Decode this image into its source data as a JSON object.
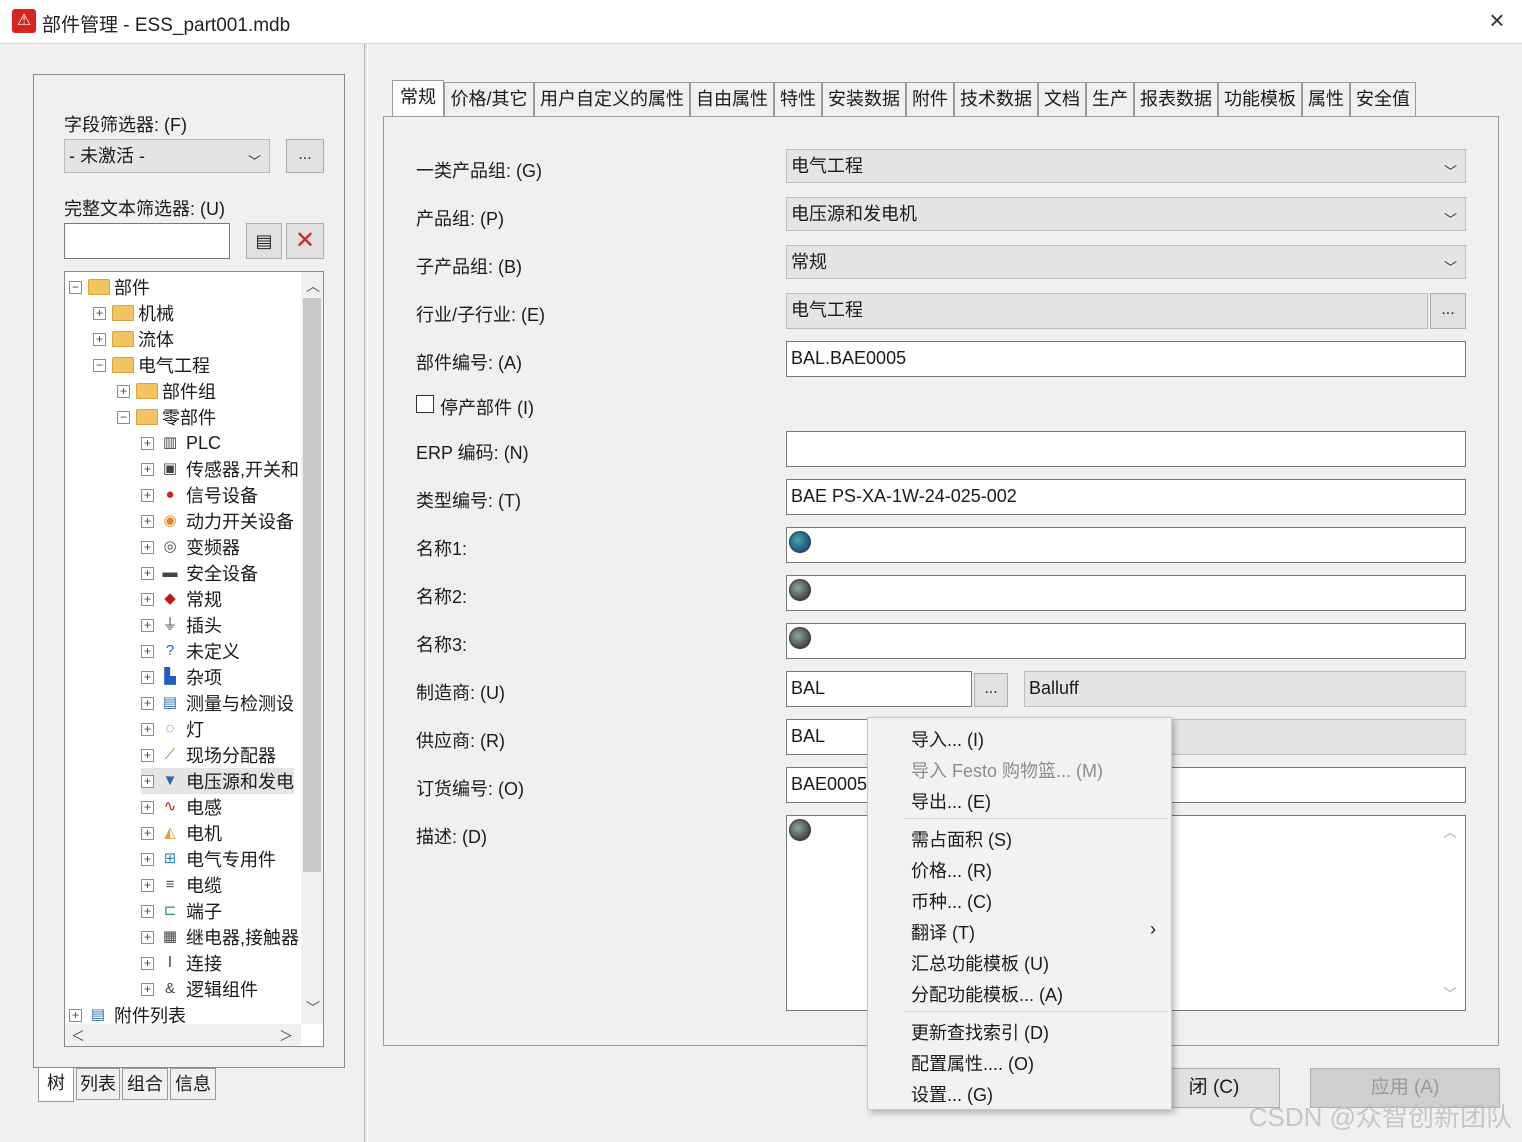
{
  "window": {
    "title": "部件管理 - ESS_part001.mdb",
    "icon": "warning-triangle-icon"
  },
  "left": {
    "field_filter_label": "字段筛选器: (F)",
    "field_filter_value": "- 未激活 -",
    "more_btn": "...",
    "text_filter_label": "完整文本筛选器: (U)",
    "text_filter_value": "",
    "tree": [
      {
        "label": "部件",
        "icon": "folder-icon",
        "exp": "−"
      },
      {
        "label": "机械",
        "icon": "folder-icon",
        "exp": "+"
      },
      {
        "label": "流体",
        "icon": "folder-icon",
        "exp": "+"
      },
      {
        "label": "电气工程",
        "icon": "folder-icon",
        "exp": "−"
      },
      {
        "label": "部件组",
        "icon": "folder-icon",
        "exp": "+"
      },
      {
        "label": "零部件",
        "icon": "folder-icon",
        "exp": "−"
      },
      {
        "label": "PLC",
        "icon": "plc-icon",
        "exp": "+"
      },
      {
        "label": "传感器,开关和",
        "icon": "sensor-icon",
        "exp": "+"
      },
      {
        "label": "信号设备",
        "icon": "signal-icon",
        "exp": "+"
      },
      {
        "label": "动力开关设备",
        "icon": "power-switch-icon",
        "exp": "+"
      },
      {
        "label": "变频器",
        "icon": "inverter-icon",
        "exp": "+"
      },
      {
        "label": "安全设备",
        "icon": "safety-icon",
        "exp": "+"
      },
      {
        "label": "常规",
        "icon": "general-icon",
        "exp": "+"
      },
      {
        "label": "插头",
        "icon": "plug-icon",
        "exp": "+"
      },
      {
        "label": "未定义",
        "icon": "question-icon",
        "exp": "+"
      },
      {
        "label": "杂项",
        "icon": "misc-icon",
        "exp": "+"
      },
      {
        "label": "测量与检测设",
        "icon": "meter-icon",
        "exp": "+"
      },
      {
        "label": "灯",
        "icon": "lamp-icon",
        "exp": "+"
      },
      {
        "label": "现场分配器",
        "icon": "distributor-icon",
        "exp": "+"
      },
      {
        "label": "电压源和发电",
        "icon": "generator-icon",
        "exp": "+"
      },
      {
        "label": "电感",
        "icon": "inductor-icon",
        "exp": "+"
      },
      {
        "label": "电机",
        "icon": "motor-icon",
        "exp": "+"
      },
      {
        "label": "电气专用件",
        "icon": "special-icon",
        "exp": "+"
      },
      {
        "label": "电缆",
        "icon": "cable-icon",
        "exp": "+"
      },
      {
        "label": "端子",
        "icon": "terminal-icon",
        "exp": "+"
      },
      {
        "label": "继电器,接触器",
        "icon": "relay-icon",
        "exp": "+"
      },
      {
        "label": "连接",
        "icon": "connection-icon",
        "exp": "+"
      },
      {
        "label": "逻辑组件",
        "icon": "logic-icon",
        "exp": "+"
      },
      {
        "label": "附件列表",
        "icon": "list-icon",
        "exp": "+"
      }
    ],
    "bottom_tabs": [
      "树",
      "列表",
      "组合",
      "信息"
    ]
  },
  "tabs": [
    "常规",
    "价格/其它",
    "用户自定义的属性",
    "自由属性",
    "特性",
    "安装数据",
    "附件",
    "技术数据",
    "文档",
    "生产",
    "报表数据",
    "功能模板",
    "属性",
    "安全值"
  ],
  "form": {
    "group1_label": "一类产品组: (G)",
    "group1_value": "电气工程",
    "group_label": "产品组: (P)",
    "group_value": "电压源和发电机",
    "subgroup_label": "子产品组: (B)",
    "subgroup_value": "常规",
    "industry_label": "行业/子行业: (E)",
    "industry_value": "电气工程",
    "partno_label": "部件编号: (A)",
    "partno_value": "BAL.BAE0005",
    "discontinued_label": "停产部件 (I)",
    "erp_label": "ERP 编码: (N)",
    "erp_value": "",
    "type_label": "类型编号: (T)",
    "type_value": "BAE PS-XA-1W-24-025-002",
    "name1_label": "名称1:",
    "name2_label": "名称2:",
    "name3_label": "名称3:",
    "maker_label": "制造商: (U)",
    "maker_code": "BAL",
    "maker_name": "Balluff",
    "supplier_label": "供应商: (R)",
    "supplier_code": "BAL",
    "order_label": "订货编号: (O)",
    "order_value": "BAE0005",
    "desc_label": "描述: (D)"
  },
  "buttons": {
    "close": "闭 (C)",
    "apply": "应用 (A)"
  },
  "context_menu": [
    {
      "label": "导入... (I)",
      "disabled": false
    },
    {
      "label": "导入 Festo 购物篮... (M)",
      "disabled": true
    },
    {
      "label": "导出... (E)",
      "disabled": false
    },
    {
      "label": "需占面积 (S)",
      "disabled": false
    },
    {
      "label": "价格... (R)",
      "disabled": false
    },
    {
      "label": "币种... (C)",
      "disabled": false
    },
    {
      "label": "翻译 (T)",
      "disabled": false
    },
    {
      "label": "汇总功能模板 (U)",
      "disabled": false
    },
    {
      "label": "分配功能模板... (A)",
      "disabled": false
    },
    {
      "label": "更新查找索引 (D)",
      "disabled": false
    },
    {
      "label": "配置属性.... (O)",
      "disabled": false
    },
    {
      "label": "设置... (G)",
      "disabled": false
    }
  ],
  "watermark": "CSDN @众智创新团队"
}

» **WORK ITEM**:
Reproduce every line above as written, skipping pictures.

» **RESPONSE TO THE TASK**:
Decode this image into its source data as a JSON object.
{
  "window": {
    "title": "部件管理 - ESS_part001.mdb",
    "icon": "warning-triangle-icon"
  },
  "left": {
    "field_filter_label": "字段筛选器: (F)",
    "field_filter_value": "- 未激活 -",
    "more_btn": "...",
    "text_filter_label": "完整文本筛选器: (U)",
    "text_filter_value": "",
    "tree": [
      {
        "label": "部件",
        "icon": "folder-icon",
        "exp": "−"
      },
      {
        "label": "机械",
        "icon": "folder-icon",
        "exp": "+"
      },
      {
        "label": "流体",
        "icon": "folder-icon",
        "exp": "+"
      },
      {
        "label": "电气工程",
        "icon": "folder-icon",
        "exp": "−"
      },
      {
        "label": "部件组",
        "icon": "folder-icon",
        "exp": "+"
      },
      {
        "label": "零部件",
        "icon": "folder-icon",
        "exp": "−"
      },
      {
        "label": "PLC",
        "icon": "plc-icon",
        "exp": "+"
      },
      {
        "label": "传感器,开关和",
        "icon": "sensor-icon",
        "exp": "+"
      },
      {
        "label": "信号设备",
        "icon": "signal-icon",
        "exp": "+"
      },
      {
        "label": "动力开关设备",
        "icon": "power-switch-icon",
        "exp": "+"
      },
      {
        "label": "变频器",
        "icon": "inverter-icon",
        "exp": "+"
      },
      {
        "label": "安全设备",
        "icon": "safety-icon",
        "exp": "+"
      },
      {
        "label": "常规",
        "icon": "general-icon",
        "exp": "+"
      },
      {
        "label": "插头",
        "icon": "plug-icon",
        "exp": "+"
      },
      {
        "label": "未定义",
        "icon": "question-icon",
        "exp": "+"
      },
      {
        "label": "杂项",
        "icon": "misc-icon",
        "exp": "+"
      },
      {
        "label": "测量与检测设",
        "icon": "meter-icon",
        "exp": "+"
      },
      {
        "label": "灯",
        "icon": "lamp-icon",
        "exp": "+"
      },
      {
        "label": "现场分配器",
        "icon": "distributor-icon",
        "exp": "+"
      },
      {
        "label": "电压源和发电",
        "icon": "generator-icon",
        "exp": "+"
      },
      {
        "label": "电感",
        "icon": "inductor-icon",
        "exp": "+"
      },
      {
        "label": "电机",
        "icon": "motor-icon",
        "exp": "+"
      },
      {
        "label": "电气专用件",
        "icon": "special-icon",
        "exp": "+"
      },
      {
        "label": "电缆",
        "icon": "cable-icon",
        "exp": "+"
      },
      {
        "label": "端子",
        "icon": "terminal-icon",
        "exp": "+"
      },
      {
        "label": "继电器,接触器",
        "icon": "relay-icon",
        "exp": "+"
      },
      {
        "label": "连接",
        "icon": "connection-icon",
        "exp": "+"
      },
      {
        "label": "逻辑组件",
        "icon": "logic-icon",
        "exp": "+"
      },
      {
        "label": "附件列表",
        "icon": "list-icon",
        "exp": "+"
      }
    ],
    "bottom_tabs": [
      "树",
      "列表",
      "组合",
      "信息"
    ]
  },
  "tabs": [
    "常规",
    "价格/其它",
    "用户自定义的属性",
    "自由属性",
    "特性",
    "安装数据",
    "附件",
    "技术数据",
    "文档",
    "生产",
    "报表数据",
    "功能模板",
    "属性",
    "安全值"
  ],
  "form": {
    "group1_label": "一类产品组: (G)",
    "group1_value": "电气工程",
    "group_label": "产品组: (P)",
    "group_value": "电压源和发电机",
    "subgroup_label": "子产品组: (B)",
    "subgroup_value": "常规",
    "industry_label": "行业/子行业: (E)",
    "industry_value": "电气工程",
    "partno_label": "部件编号: (A)",
    "partno_value": "BAL.BAE0005",
    "discontinued_label": "停产部件 (I)",
    "erp_label": "ERP 编码: (N)",
    "erp_value": "",
    "type_label": "类型编号: (T)",
    "type_value": "BAE PS-XA-1W-24-025-002",
    "name1_label": "名称1:",
    "name2_label": "名称2:",
    "name3_label": "名称3:",
    "maker_label": "制造商: (U)",
    "maker_code": "BAL",
    "maker_name": "Balluff",
    "supplier_label": "供应商: (R)",
    "supplier_code": "BAL",
    "order_label": "订货编号: (O)",
    "order_value": "BAE0005",
    "desc_label": "描述: (D)"
  },
  "buttons": {
    "close": "闭 (C)",
    "apply": "应用 (A)"
  },
  "context_menu": [
    {
      "label": "导入... (I)",
      "disabled": false
    },
    {
      "label": "导入 Festo 购物篮... (M)",
      "disabled": true
    },
    {
      "label": "导出... (E)",
      "disabled": false
    },
    {
      "label": "需占面积 (S)",
      "disabled": false
    },
    {
      "label": "价格... (R)",
      "disabled": false
    },
    {
      "label": "币种... (C)",
      "disabled": false
    },
    {
      "label": "翻译 (T)",
      "disabled": false
    },
    {
      "label": "汇总功能模板 (U)",
      "disabled": false
    },
    {
      "label": "分配功能模板... (A)",
      "disabled": false
    },
    {
      "label": "更新查找索引 (D)",
      "disabled": false
    },
    {
      "label": "配置属性.... (O)",
      "disabled": false
    },
    {
      "label": "设置... (G)",
      "disabled": false
    }
  ],
  "watermark": "CSDN @众智创新团队"
}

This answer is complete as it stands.